But, in the past, the MTA has failed to deliver on its promises. In 2001, a report was completed by the Office of the Inspector General that found similar grievances with Metro-North’s maintenance work.
“Upon issuance of this 2001 Audit Services report, Metro-North management agreed with the report’s findings and agreed to fully implement all of its recommendations,” Kluger said in the 2014 report.
Yet, many of the same problems reappear in this new report — most significantly, employees still don’t keep records of their work and managers still don’t track their performance, Kluger wrote.
State Rep. Gail Lavielle, a Republican who represents Norwalk, Westport and Wilton, said this report is the latest in a series of studies highlighting structural problems within Metro-North. She said she was not surprised by the findings of the report, given the large number of issues MTA still needs to correct.
“There has been an awful lot of mistakes by Metro-North — fatal accidents, all kinds of breakdowns, power losses, and it just seems to be without end,” Lavielle said. “I think that they continue to owe us a great deal of accountability.”
Despite recurring issues with the railroad line, the state’s contract with Metro-North, signed three decades ago, lasts 60 years. Until then, only amendments to the contract can be made in five-year intervals.
Lavielle encouraged the state’s Department of Transportation to negotiate institutionalizing performance standards for Metro-North during one of these reviews. At the moment, the contract does not include any performance standards to which Metro-North must adhere and it also does not outline any penalties for poor performance, Lavielle said.
Students interviewed who frequently use the Metro-North rail lines — riding the line at least once a month — said they were overall satisfied with the service. But, when informed of the findings of the report, all three students expressed concerns about using Metro-North given their poor maintenance work.
“Knowing this certainly makes me feel more apprehensive about taking the train,” Deborah Leffell ’17 said. “I, of course, have heard of a number of devastating accidents that have occurred on Metro-North as a function of operators going too fast and other forms of negligence.”

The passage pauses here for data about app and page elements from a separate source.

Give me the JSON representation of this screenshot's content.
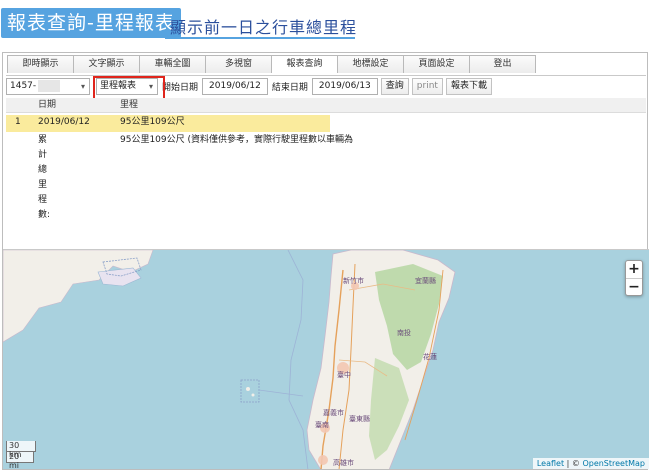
{
  "header": {
    "title": "報表查詢-里程報表",
    "subtitle": "顯示前一日之行車總里程"
  },
  "tabs": [
    {
      "label": "即時顯示"
    },
    {
      "label": "文字顯示"
    },
    {
      "label": "車輛全圖"
    },
    {
      "label": "多視窗"
    },
    {
      "label": "報表查詢",
      "active": true
    },
    {
      "label": "地標設定"
    },
    {
      "label": "頁面設定"
    },
    {
      "label": "登出"
    }
  ],
  "toolbar": {
    "vehicle_select": "1457-",
    "report_select": "里程報表",
    "start_label": "開始日期",
    "start_date": "2019/06/12",
    "end_label": "結束日期",
    "end_date": "2019/06/13",
    "query_button": "查詢",
    "print_button": "print",
    "download_button": "報表下載"
  },
  "table": {
    "headers": [
      "",
      "日期",
      "里程"
    ],
    "rows": [
      [
        "1",
        "2019/06/12",
        "95公里109公尺"
      ]
    ],
    "summary": {
      "label": "累計總里程數:",
      "value": "95公里109公尺 (資料僅供參考，實際行駛里程數以車輛為"
    }
  },
  "map": {
    "zoom_in": "+",
    "zoom_out": "−",
    "scale_km": "30 km",
    "scale_mi": "20 mi",
    "attribution_leaflet": "Leaflet",
    "attribution_sep": " | © ",
    "attribution_osm": "OpenStreetMap",
    "labels": {
      "hsinchu": "新竹市",
      "taichung": "臺中",
      "chiayi": "嘉義市",
      "tainan": "臺南",
      "kaohsiung": "高雄市",
      "nantou": "南投",
      "hualien": "花蓮",
      "taitung": "臺東縣",
      "yilan": "宜蘭縣"
    },
    "colors": {
      "sea": "#a9d1de",
      "land": "#f2efe9",
      "forest": "#b9d7a6",
      "road": "#e5a15b"
    }
  }
}
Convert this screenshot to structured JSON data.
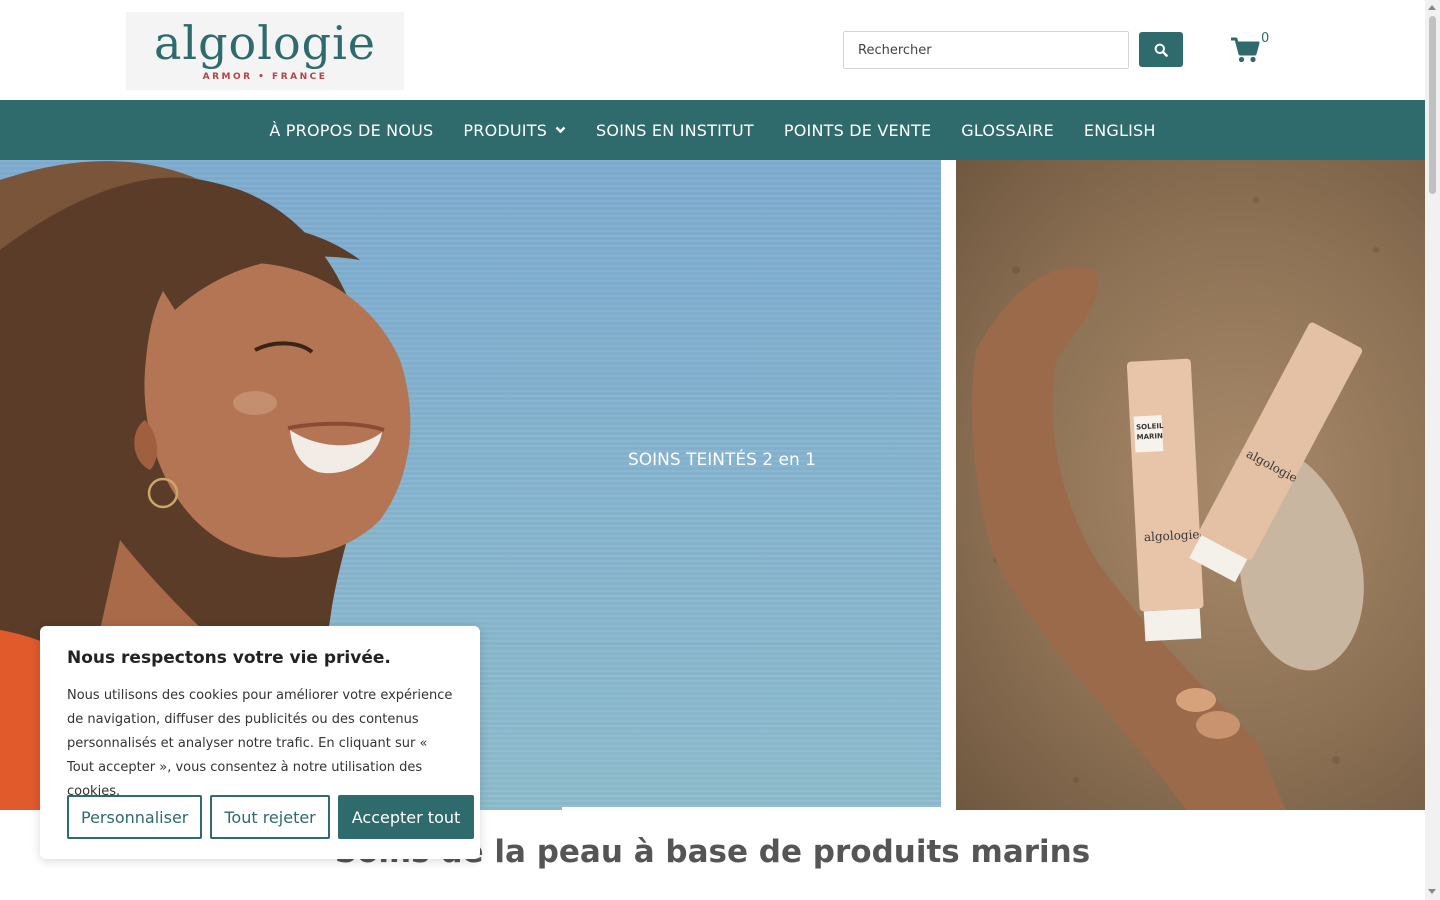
{
  "brand": {
    "logo_text": "algologie",
    "logo_subtitle": "ARMOR • FRANCE",
    "primary_color": "#2f6a6c",
    "accent_color": "#b0444a"
  },
  "header": {
    "search_placeholder": "Rechercher",
    "search_icon": "search-icon",
    "cart_icon": "shopping-cart-icon",
    "cart_count": "0"
  },
  "nav": {
    "items": [
      {
        "label": "À PROPOS DE NOUS",
        "has_dropdown": false
      },
      {
        "label": "PRODUITS",
        "has_dropdown": true
      },
      {
        "label": "SOINS EN INSTITUT",
        "has_dropdown": false
      },
      {
        "label": "POINTS DE VENTE",
        "has_dropdown": false
      },
      {
        "label": "GLOSSAIRE",
        "has_dropdown": false
      },
      {
        "label": "ENGLISH",
        "has_dropdown": false
      }
    ]
  },
  "hero": {
    "caption": "SOINS TEINTÉS 2 en 1",
    "tube_brand": "algologie",
    "tube_name": "SOLEIL MARIN"
  },
  "main": {
    "tagline": "Soins de la peau à base de produits marins"
  },
  "cookie_banner": {
    "title": "Nous respectons votre vie privée.",
    "text": "Nous utilisons des cookies pour améliorer votre expérience de navigation, diffuser des publicités ou des contenus personnalisés et analyser notre trafic. En cliquant sur « Tout accepter », vous consentez à notre utilisation des cookies.",
    "customize_label": "Personnaliser",
    "reject_label": "Tout rejeter",
    "accept_label": "Accepter tout"
  }
}
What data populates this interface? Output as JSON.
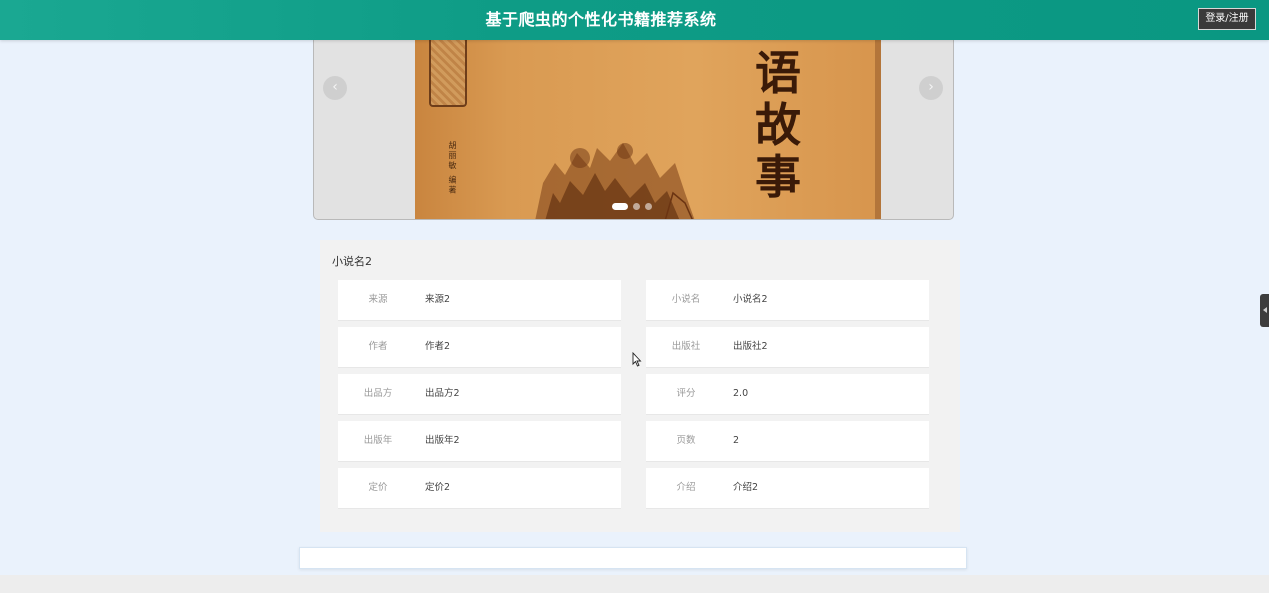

Metro-North Railroad’s five active lines include 122 stations serving New York and Connecticut.